I'VE BEEN GIVEN THE GIFT OF SPEAKING IN TONGUES? SHOULD I ALSO PRAY FOR THE GIFT OF INTERPRETATION?
Absolutely pray for the gift of interpretation. Paul did tell the Corinthians to “earnestly desire the spiritual gifts…” (1 Corinthians 14:1b ESV) and that to speak in tongues without interpretation is not helpful in building up the church (see v5).
Don’t neglect pursuing love. What most Christ-followers miss is that between the two chapters on the spiritual gifts (1 Corinthians 12 and 14) is the “love” chapter (1 Corinthians 13). Now weddings have hijacked chapter 13, so it’s easy to miss Paul’s point.
His point is that gifts are great, they’re necessary in growing a church towards spiritual maturity, but...without love even our gifts are nothing more than clanging cymbals. That’s why Paul tells us to “Pursue love” before he tells us to “earnestly desire the spiritual gifts.” (1 Corinthians 14:1a ESV).
So pray for the gift of interpretation, so your gift can be used to build up the body of Christ, but pursue love no matter what gifts God has given you. For the greatest of these is love.
IF YOU ARE A CHRIST FOLLOWER, HOW DO YOU REACH FAMILY AND FRIENDS THAT ARE UPSET YOU LEFT THE CATHOLIC CHURCH?
Let me begin by saying that I sympathize with your situation. Upset family and close friends are among the hardest people to reach. So here are some ideas on how to best reach them. First, show them that Jesus is your joy and that your hope is found solely in Him. They will pick up on inconsistencies between what you say you believe and how you live. No one is perfect, but they will (and probably are) evaluating the sincerity of your belief based on how you live.

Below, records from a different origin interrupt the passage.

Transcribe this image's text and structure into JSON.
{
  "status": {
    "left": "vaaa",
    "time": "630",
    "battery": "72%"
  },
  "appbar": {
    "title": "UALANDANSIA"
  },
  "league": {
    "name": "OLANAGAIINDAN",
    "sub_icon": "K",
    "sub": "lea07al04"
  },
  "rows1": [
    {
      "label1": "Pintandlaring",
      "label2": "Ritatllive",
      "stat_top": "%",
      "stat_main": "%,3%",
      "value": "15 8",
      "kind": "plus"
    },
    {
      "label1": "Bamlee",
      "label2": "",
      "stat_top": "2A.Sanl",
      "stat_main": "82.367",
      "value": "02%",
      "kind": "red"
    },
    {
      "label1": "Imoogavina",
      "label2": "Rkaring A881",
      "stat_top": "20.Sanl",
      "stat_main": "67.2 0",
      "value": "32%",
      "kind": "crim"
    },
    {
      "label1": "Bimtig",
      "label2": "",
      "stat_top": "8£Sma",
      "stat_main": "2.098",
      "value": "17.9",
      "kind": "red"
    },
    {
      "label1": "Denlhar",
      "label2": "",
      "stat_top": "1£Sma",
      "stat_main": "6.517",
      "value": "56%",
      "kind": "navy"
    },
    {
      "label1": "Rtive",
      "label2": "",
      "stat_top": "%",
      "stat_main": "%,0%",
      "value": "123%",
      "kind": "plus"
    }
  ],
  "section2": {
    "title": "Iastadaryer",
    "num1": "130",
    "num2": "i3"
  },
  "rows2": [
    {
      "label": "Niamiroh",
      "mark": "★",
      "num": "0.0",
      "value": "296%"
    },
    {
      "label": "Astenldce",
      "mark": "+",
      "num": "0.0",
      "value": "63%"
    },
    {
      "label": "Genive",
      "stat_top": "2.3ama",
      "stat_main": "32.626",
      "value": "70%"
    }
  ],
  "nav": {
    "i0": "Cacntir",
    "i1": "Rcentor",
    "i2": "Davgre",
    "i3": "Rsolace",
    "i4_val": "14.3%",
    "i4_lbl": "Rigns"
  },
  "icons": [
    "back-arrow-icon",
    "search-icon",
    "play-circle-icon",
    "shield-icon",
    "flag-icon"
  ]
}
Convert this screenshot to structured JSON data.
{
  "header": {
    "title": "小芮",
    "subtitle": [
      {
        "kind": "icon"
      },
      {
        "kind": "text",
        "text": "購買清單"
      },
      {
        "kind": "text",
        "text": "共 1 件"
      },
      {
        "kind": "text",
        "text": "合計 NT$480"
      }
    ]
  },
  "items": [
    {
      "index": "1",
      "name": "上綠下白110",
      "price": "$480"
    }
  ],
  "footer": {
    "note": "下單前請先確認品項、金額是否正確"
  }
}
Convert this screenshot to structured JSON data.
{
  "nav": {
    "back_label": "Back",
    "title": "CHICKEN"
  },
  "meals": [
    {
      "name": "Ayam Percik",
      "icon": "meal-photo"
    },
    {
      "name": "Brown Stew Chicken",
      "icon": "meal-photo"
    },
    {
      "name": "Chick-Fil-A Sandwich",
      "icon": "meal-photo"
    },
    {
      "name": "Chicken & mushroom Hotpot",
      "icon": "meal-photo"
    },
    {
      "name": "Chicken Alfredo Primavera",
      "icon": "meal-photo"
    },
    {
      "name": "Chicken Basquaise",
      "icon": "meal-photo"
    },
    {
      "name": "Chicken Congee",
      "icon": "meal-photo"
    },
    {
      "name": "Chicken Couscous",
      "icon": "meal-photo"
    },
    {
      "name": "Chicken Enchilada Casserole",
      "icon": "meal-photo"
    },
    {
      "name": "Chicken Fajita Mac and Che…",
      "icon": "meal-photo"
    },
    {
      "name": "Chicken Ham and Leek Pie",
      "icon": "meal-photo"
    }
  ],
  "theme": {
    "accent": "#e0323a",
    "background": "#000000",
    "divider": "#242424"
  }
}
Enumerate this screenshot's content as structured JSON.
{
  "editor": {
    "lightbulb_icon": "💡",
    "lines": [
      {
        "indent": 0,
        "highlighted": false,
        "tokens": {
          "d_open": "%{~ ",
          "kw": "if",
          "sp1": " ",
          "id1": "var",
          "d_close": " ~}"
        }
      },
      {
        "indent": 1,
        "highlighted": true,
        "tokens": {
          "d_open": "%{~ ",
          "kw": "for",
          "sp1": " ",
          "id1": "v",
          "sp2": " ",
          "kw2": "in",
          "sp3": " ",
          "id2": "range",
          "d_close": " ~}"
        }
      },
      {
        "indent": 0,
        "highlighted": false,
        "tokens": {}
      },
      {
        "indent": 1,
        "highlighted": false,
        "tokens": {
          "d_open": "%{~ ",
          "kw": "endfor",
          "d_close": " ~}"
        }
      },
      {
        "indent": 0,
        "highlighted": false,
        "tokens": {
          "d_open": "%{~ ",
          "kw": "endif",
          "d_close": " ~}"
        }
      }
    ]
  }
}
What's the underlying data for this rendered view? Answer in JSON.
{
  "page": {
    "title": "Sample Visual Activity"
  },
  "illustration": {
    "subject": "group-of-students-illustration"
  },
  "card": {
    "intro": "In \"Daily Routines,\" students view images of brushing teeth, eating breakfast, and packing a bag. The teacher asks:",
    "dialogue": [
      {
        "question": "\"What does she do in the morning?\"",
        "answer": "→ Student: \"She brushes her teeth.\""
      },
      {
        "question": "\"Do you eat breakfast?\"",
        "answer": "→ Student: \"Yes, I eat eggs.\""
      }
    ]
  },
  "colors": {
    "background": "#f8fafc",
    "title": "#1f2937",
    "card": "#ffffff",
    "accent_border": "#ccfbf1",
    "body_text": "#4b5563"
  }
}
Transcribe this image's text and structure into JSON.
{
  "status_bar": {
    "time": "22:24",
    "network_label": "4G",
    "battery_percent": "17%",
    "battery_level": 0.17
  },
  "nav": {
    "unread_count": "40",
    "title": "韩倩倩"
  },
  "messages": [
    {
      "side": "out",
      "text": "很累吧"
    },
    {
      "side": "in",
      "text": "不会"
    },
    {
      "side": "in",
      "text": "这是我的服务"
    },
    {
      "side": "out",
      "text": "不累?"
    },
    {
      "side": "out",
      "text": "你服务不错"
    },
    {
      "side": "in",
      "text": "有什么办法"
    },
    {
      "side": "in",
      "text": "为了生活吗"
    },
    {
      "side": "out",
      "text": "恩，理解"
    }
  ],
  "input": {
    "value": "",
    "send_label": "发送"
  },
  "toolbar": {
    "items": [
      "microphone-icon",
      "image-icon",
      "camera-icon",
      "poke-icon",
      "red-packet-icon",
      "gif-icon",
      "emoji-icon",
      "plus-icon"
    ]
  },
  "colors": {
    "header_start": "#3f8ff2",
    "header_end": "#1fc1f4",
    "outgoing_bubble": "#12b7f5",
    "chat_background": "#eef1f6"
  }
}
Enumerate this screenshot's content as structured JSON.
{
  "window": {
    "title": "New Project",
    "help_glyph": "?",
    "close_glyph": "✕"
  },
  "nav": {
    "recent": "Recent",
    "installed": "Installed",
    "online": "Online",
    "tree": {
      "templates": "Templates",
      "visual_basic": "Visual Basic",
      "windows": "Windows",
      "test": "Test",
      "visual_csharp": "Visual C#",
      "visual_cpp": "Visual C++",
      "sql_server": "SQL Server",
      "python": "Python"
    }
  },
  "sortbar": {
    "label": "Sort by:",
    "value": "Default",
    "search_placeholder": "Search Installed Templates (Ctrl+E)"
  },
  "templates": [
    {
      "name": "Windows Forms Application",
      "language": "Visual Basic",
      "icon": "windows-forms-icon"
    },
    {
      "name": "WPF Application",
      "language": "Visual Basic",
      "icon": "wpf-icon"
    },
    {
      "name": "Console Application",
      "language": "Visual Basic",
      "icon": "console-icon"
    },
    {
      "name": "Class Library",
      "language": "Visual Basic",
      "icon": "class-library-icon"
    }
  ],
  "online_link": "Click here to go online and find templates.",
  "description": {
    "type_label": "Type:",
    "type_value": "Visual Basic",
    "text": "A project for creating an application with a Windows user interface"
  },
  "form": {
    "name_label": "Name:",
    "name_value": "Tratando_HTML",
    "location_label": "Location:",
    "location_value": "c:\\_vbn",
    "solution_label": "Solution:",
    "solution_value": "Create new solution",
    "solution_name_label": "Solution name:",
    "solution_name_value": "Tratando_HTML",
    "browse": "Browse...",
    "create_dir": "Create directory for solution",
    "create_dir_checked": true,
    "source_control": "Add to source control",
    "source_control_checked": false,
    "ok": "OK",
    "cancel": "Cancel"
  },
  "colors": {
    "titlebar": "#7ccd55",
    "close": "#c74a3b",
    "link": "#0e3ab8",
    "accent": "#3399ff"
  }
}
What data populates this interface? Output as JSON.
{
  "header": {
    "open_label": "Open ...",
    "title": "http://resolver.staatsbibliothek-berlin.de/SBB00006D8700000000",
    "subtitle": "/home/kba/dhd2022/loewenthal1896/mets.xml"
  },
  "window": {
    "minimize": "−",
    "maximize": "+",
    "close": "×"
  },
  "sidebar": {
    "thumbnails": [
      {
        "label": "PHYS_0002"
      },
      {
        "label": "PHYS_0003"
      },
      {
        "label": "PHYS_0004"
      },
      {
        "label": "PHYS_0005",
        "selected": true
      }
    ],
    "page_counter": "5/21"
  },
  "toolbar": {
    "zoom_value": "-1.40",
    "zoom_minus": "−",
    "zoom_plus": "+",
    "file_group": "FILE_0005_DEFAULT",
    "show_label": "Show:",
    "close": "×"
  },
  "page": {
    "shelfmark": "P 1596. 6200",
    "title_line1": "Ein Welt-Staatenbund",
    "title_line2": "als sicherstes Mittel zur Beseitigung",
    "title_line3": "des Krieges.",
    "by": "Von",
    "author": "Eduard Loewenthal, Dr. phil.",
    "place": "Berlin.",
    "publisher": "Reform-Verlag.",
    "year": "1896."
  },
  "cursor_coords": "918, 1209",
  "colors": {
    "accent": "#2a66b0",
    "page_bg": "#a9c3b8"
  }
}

Second, don’t bash the Roman Catholic Church. Do we agree with them on everything? No. Are there major points of disagreement between us and them? Yes. But will you win over your family members by critiquing their church? No. Be gracious and generous to them. Find things you can honestly celebrate about the Catholic Church and leave disagreements for another time.
Finally, love your family and friends more deeply than ever before. Love them when they disagree with you. Love them when they try to guilt you in coming back to their church. Love them even when they are upset with you. If you display Christ’s love to them, they may not ever agree with you, but they will know with certainty that they have been loved by you.
HELP ME CONTRAST ACTS 2:21 WITH MATTHEW 7:21. TRYING TO UNDERSTAND THE UNIQUENESS OF CALLING ON THE NAME OF THE LORD. ACTS USES "ALL", MATTHEW "NOT ALL"
For reference, here are the two scripture passages mentioned:
Acts 2:21 “And it shall come to pass that everyone who calls upon the name of the Lord shall be saved.”
Matthew 7:21 “Not everyone who says to me, 'Lord, Lord,' will enter the kingdom of heaven, but the one who does the will of my Father who is in heaven.”
These two verses are contrasting true faith with false faith. In the Acts passage we read of the great hope of our Christian faith. Everyone who calls upon the name of the Lord--in repentance and faith--will be saved. This is a true turning from your sin, selfishness, and self-justification and turning to Jesus Christ for the salvation of your soul.
The Matthew verse shows us that there will always be false converts among us. There will be people who seem to have repented and put their faith in Jesus, yet, they will hear from Him, “I never knew you” (“You never really believed in Me.”). Throughout the Bible we see that the church on earth is always a mix of believers and unbelievers. Sheep and wolves. Wheat and chaff.
The question we must all wrestle with is: Which “everyone” am I part of? And we should never answer this question on our own, but in the context of Christian community. People who love God and us and who are willing to reveal to us areas in our life that have yet to be fully submitted to Christ.